Louise Findlay-Wilson, MD of Energy PR, provides some tips on how to attract international audiences to upcoming events.
The way to grow an event is clearly to attract more visitors and exhibitors. But what if your domestic market is saturated, and serious additional growth can only come from overseas? If you don’t have budget to spend on agencies in multiple territories do you have to give up on those growth ambitions? No. You simply must get smarter with your PR. Here are some things to try…
Prove the market’s there
Firstly, recognise that no one is going to get on a plane to be at your show unless you prove its value – and remember what excites your home vendors and buyers might not resonate overseas. You must demonstrate to would-be exhibitors that your geographic market offers a new business opportunity.
To do this conduct research among your past show visitors identifying their issues, needs and spending plans; the supply areas where they’re looking for new inspiration, expertise, products and services. Also explore their willingness to source from overseas. This can be done as part of your post-show activity.
If you already have some international attendees, segment their answers. That way you can compare and contrast the different countries. A few key stats will be all you need to develop relevant news stories tailored for each overseas territory.
Focus & know your media
Start with a small number of overseas markets. Focus on the key media in each. It’s better to ‘go deep’ with a few than spread things too thinly. You really want to cultivate relationships so that the international journalists get close to your event and are equipped to talk about it. A properly hosted and run international media delegation scheme can work incredibly well for this.

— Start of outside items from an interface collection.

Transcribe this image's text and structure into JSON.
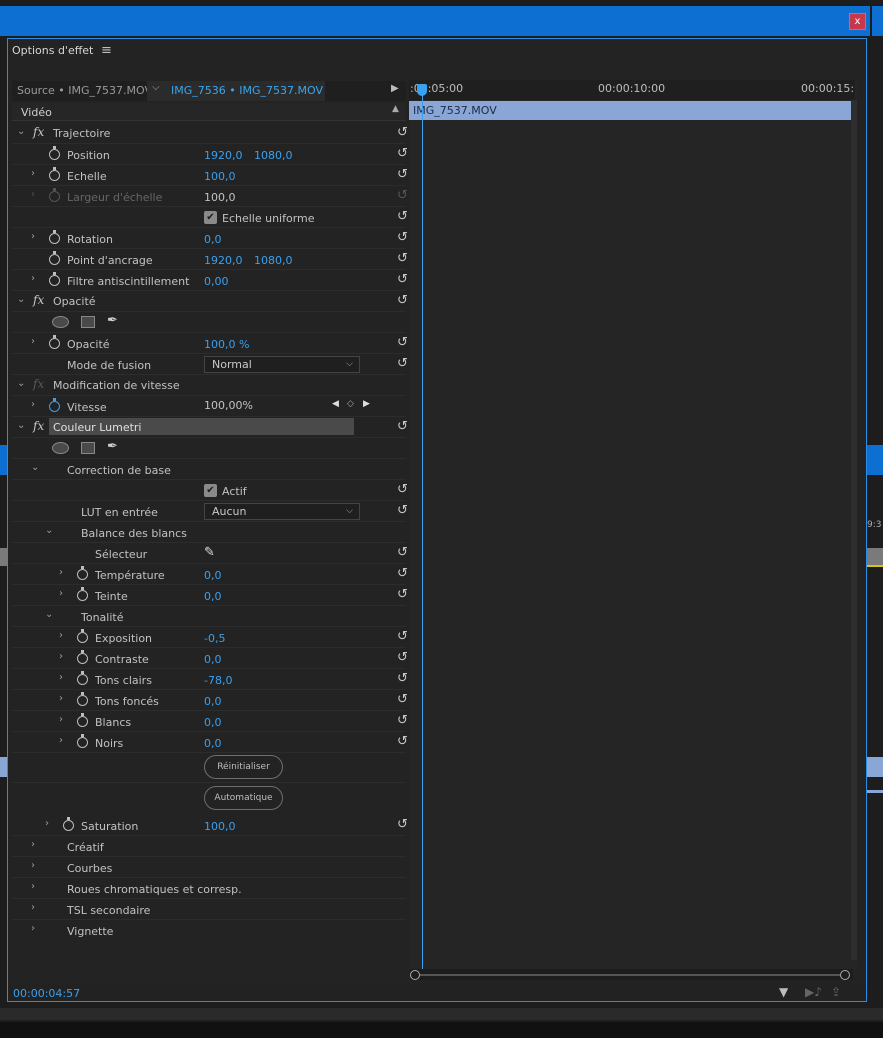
{
  "window": {
    "close_label": "x"
  },
  "panel": {
    "title": "Options d'effet",
    "menu_icon": "≡"
  },
  "tabs": {
    "source": "Source • IMG_7537.MOV",
    "active_clip": "IMG_7536 • IMG_7537.MOV"
  },
  "video_header": "Vidéo",
  "timeline": {
    "timecodes": [
      ":00:05:00",
      "00:00:10:00",
      "00:00:15:"
    ],
    "clip_name": "IMG_7537.MOV"
  },
  "effects": {
    "trajectoire": {
      "name": "Trajectoire",
      "position": {
        "label": "Position",
        "x": "1920,0",
        "y": "1080,0"
      },
      "echelle": {
        "label": "Echelle",
        "value": "100,0"
      },
      "largeur": {
        "label": "Largeur d'échelle",
        "value": "100,0"
      },
      "uniforme": {
        "label": "Echelle uniforme"
      },
      "rotation": {
        "label": "Rotation",
        "value": "0,0"
      },
      "ancrage": {
        "label": "Point d'ancrage",
        "x": "1920,0",
        "y": "1080,0"
      },
      "antiscint": {
        "label": "Filtre antiscintillement",
        "value": "0,00"
      }
    },
    "opacite": {
      "name": "Opacité",
      "opacite": {
        "label": "Opacité",
        "value": "100,0 %"
      },
      "fusion": {
        "label": "Mode de fusion",
        "value": "Normal"
      }
    },
    "vitesse": {
      "name": "Modification de vitesse",
      "vitesse": {
        "label": "Vitesse",
        "value": "100,00%"
      }
    },
    "lumetri": {
      "name": "Couleur Lumetri",
      "correction": "Correction de base",
      "actif": "Actif",
      "lut": {
        "label": "LUT en entrée",
        "value": "Aucun"
      },
      "balance": "Balance des blancs",
      "selecteur": "Sélecteur",
      "temperature": {
        "label": "Température",
        "value": "0,0"
      },
      "teinte": {
        "label": "Teinte",
        "value": "0,0"
      },
      "tonalite": "Tonalité",
      "exposition": {
        "label": "Exposition",
        "value": "-0,5"
      },
      "contraste": {
        "label": "Contraste",
        "value": "0,0"
      },
      "tons_clairs": {
        "label": "Tons clairs",
        "value": "-78,0"
      },
      "tons_fonces": {
        "label": "Tons foncés",
        "value": "0,0"
      },
      "blancs": {
        "label": "Blancs",
        "value": "0,0"
      },
      "noirs": {
        "label": "Noirs",
        "value": "0,0"
      },
      "reinitialiser": "Réinitialiser",
      "automatique": "Automatique",
      "saturation": {
        "label": "Saturation",
        "value": "100,0"
      },
      "creatif": "Créatif",
      "courbes": "Courbes",
      "roues": "Roues chromatiques et corresp.",
      "tsl": "TSL secondaire",
      "vignette": "Vignette"
    }
  },
  "status": {
    "timecode": "00:00:04:57"
  },
  "colors": {
    "accent": "#3aa0ef",
    "title_bar": "#0d6fd1",
    "clip": "#8aa6d6"
  }
}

Be prepared to advertise in overseas media but work contras into as many of your arrangements as you can, with editorial agreed wherever possible. Your home PR agency should know the international media and should be able to advise you on who to focus on and the best way to work with them.
Your speakers are a resource, use them. Many should be willing to get involved, after all you are offering an opportunity to build their profile overseas. ‘Sell in’ bespoke features from them, written for specific geographic markets. These obviously trail their talk at your show.

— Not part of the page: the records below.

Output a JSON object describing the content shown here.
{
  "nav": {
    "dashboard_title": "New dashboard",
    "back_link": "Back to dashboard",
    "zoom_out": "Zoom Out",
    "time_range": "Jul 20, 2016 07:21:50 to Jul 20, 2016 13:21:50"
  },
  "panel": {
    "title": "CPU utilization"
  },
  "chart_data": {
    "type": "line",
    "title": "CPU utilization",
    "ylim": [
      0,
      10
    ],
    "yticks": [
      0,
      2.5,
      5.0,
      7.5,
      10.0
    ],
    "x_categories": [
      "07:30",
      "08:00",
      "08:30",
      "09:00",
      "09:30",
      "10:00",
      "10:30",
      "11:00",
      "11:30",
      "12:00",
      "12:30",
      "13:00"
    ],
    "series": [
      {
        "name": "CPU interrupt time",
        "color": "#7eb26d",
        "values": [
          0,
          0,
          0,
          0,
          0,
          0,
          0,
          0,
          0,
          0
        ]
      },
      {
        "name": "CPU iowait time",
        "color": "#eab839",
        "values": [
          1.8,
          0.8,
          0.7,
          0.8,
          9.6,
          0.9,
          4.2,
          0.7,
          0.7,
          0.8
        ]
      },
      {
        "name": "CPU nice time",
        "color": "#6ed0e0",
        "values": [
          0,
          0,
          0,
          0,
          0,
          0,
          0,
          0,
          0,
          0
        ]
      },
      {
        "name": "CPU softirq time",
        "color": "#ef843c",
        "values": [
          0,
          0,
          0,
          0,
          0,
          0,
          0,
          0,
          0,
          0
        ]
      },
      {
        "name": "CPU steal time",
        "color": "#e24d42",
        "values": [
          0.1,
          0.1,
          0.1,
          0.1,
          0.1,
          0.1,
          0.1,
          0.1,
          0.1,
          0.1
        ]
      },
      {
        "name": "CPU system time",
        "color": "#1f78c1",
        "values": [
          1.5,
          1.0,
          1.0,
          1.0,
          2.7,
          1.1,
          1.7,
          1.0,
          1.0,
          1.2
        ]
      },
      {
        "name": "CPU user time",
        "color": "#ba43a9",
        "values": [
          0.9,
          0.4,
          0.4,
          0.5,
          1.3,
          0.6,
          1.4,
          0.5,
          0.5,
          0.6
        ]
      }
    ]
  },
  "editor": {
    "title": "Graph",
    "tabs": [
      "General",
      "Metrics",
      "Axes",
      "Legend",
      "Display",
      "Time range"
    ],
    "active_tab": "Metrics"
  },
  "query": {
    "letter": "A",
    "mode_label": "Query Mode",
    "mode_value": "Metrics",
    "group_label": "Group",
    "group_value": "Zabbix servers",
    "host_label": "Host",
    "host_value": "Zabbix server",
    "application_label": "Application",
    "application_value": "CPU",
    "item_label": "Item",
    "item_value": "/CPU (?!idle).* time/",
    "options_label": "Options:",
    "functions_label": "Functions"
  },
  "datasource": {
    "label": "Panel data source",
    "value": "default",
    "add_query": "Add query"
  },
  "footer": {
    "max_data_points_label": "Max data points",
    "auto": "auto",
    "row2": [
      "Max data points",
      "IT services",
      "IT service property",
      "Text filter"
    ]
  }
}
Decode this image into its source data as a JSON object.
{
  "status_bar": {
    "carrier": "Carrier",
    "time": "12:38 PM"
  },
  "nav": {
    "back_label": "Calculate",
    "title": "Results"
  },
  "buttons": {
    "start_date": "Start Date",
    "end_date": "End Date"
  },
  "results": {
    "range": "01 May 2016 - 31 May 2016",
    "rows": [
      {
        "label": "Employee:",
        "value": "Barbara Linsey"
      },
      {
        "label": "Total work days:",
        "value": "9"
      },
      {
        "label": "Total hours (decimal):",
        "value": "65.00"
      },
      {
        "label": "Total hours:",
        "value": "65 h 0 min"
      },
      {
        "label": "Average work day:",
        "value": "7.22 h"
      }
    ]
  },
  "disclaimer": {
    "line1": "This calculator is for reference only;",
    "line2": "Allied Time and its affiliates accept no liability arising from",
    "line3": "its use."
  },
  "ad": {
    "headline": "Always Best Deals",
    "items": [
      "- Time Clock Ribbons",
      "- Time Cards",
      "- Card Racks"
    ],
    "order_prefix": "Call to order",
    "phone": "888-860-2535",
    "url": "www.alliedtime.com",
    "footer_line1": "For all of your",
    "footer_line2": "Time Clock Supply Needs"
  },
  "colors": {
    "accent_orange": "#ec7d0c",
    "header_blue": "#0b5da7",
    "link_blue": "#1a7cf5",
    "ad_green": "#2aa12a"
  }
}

To do this you will need to have your conference programme sorted sooner rather than later. If that’s not possible and you only have a few speakers signed up, work with those you have. Don’t wait for the whole programme to be buttoned down.
Some of these speaker ‘features’ could be delivered as video – perhaps even create an international online ‘learning hub’ featuring speaker video content which gives a flavour of what’s to come.
Also work your speakers’ international contacts; develop branded Twitter and LinkedIn cards for each speaker, highlighting them and their talk. Send these to the speakers for them to use on their social channels and of course use them centrally within your social media activity too.
Think about your content and internationalise it. I don’t mean simply modifying your current show news through the addition of the word ‘international’. At best that’s ineffectual, at worst it’s insulting.
Adjust your mindset. Talk about your exhibitors’ innovations in terms of how they will help potential visitors from specific overseas markets. Remember your international visitors don’t want to hear about exhibitors from their country, why would they travel to see them?
Host receptions for international delegates. Think about how your speaker programme will resonate overseas? If you host awards, have a special international category.
Social media offers a tremendous opportunity to reach international audiences but don’t forget the subtle cultural differences. For instance, if your focus is Europe, remember the UK, France and Italy are far bigger users of LinkedIn than, say, Germany.
These are just some of the ways your PR can build your exhibition’s international visitor and exhibitor base. The trick is not to limit your ambitions but to expand your PR thinking.
Louise Findlay-Wilson is MD of Energy PR which handles the international PR for events as wide-ranging as New York Toy Fair, StocExpo, Packaging Innovations, and ADF&PCD Shanghai. She is a regular speaker and commentator on PR, digital and social media and has worked with an array of B2B and consumer brands and major organisations including the BBC, Lloyds Bank, Capita, Cap Gemini, Schwartz, 20th Century Fox and St Paul’s Cathedral.